By Richard Morris, CEO at Evans Easyspace
You’ve successfully launched your own small business, but now your venture is beginning to grow and you need to make the leap from bedroom entrepreneur to a professional set-up. This transition can be daunting; where should you look for the right space? How can you factor in future growth? And, crucially, how can you minimise the cost? Here is some advice on finding your first small warehouse/industrial unit; balancing location, size and budget.
Location, Location, Location
The location of your new site is key. Don’t assume that you need to be in the centre of a big town or city, where space is likely to be more expensive. Expanding your search area could mean you get a lot more square foot for your money.
You also need to consider commuting arrangements, both for yourself and for any staff you might have, in terms of time and cost. Similarly, if you’re expecting the host customers at your premises, be sure to check out the local transport links.
Your site is a reflection of your company, so imagine what impression it will give those that visit. A professional look will show that you mean business.
Plan for the future, but be prepared for change
The size of the space you’ll need can be tricky to estimate and really depends on your type of business. A good general benchmark is to allow 80-100 sq ft per person, but of course there are many other variable factors, such as the amount of furniture and equipment you might have.
It’s also important to think about your long term plans. The space you are choosing might fit what you want now, but will it fit you in 6 months? Consider sites that also offer storage facilities which could hide away equipment and filing, and that could offer room to expand should you need it.
At the same time as planning for the future, you also need to be prepared to adapt to changing circumstances. In 2014 the average new property lease length for shops and offices rose to 6.8 years. How can you possible predict where your company will be in six years’ time?
The truth is, you can’t. So, don’t feel that you have to follow the trend and commit to a traditional, long term lease. There are providers that offer shorter leases and notice periods of as little as two months.
When searching for your first business premises, it’s not simply the cost of the rental that you need to consider. Many sites unfortunately come with hidden extra expenses, like parking, rates and service charges.
This is a handy checklist of services that you need to consider and often come as added extras: fit out, furniture, telecommunications, IT infrastructure, bandwidth charges, services charges, rates, maintenance, repairs and utilities.
Many small businesses find all-inclusive packages easier to handle. A fixed monthly cost with everything included makes financial planning far easier. Some companies will also allow you to pick and choose which extras you include in your package, meaning that you only pay for what you need.
There’s no doubt that embarking on finding your first professional premises is a difficult task and there’s a lot to consider.
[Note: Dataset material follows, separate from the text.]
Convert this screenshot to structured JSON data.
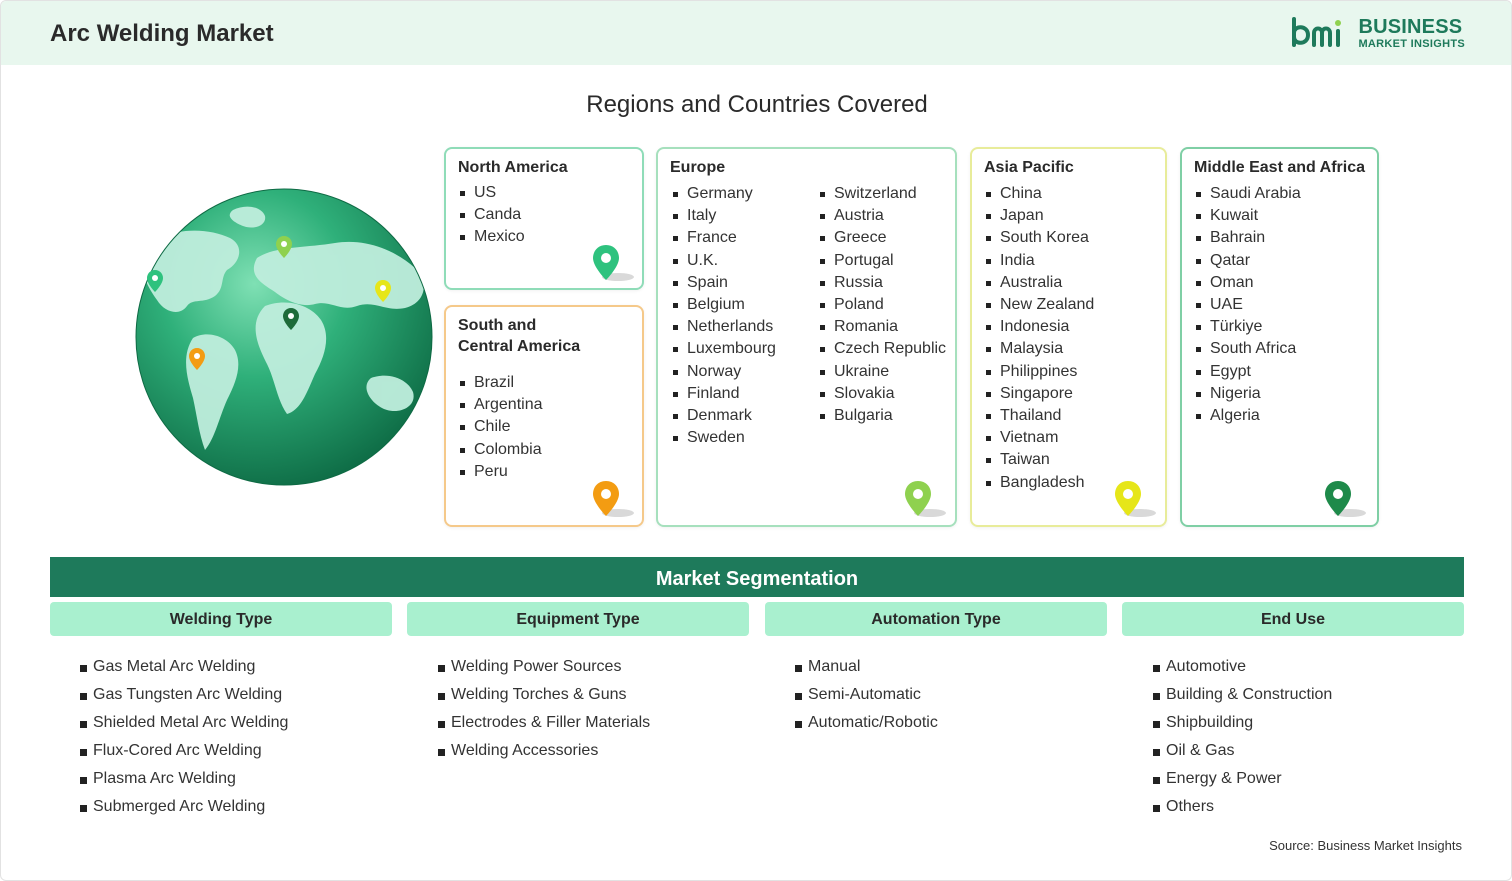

Location, cost, size of space and length of contract will all be high on the list, and there are many variable factors that will influence these decisions. It’s important to think about what’s right for your business, which has its own unique requirements. The key is to ensure that you’re prepared — as far as you can be — for the ebbs and flows that come with being a small business. Remaining nimble and dynamic will enable you to face challenges and embrace growth.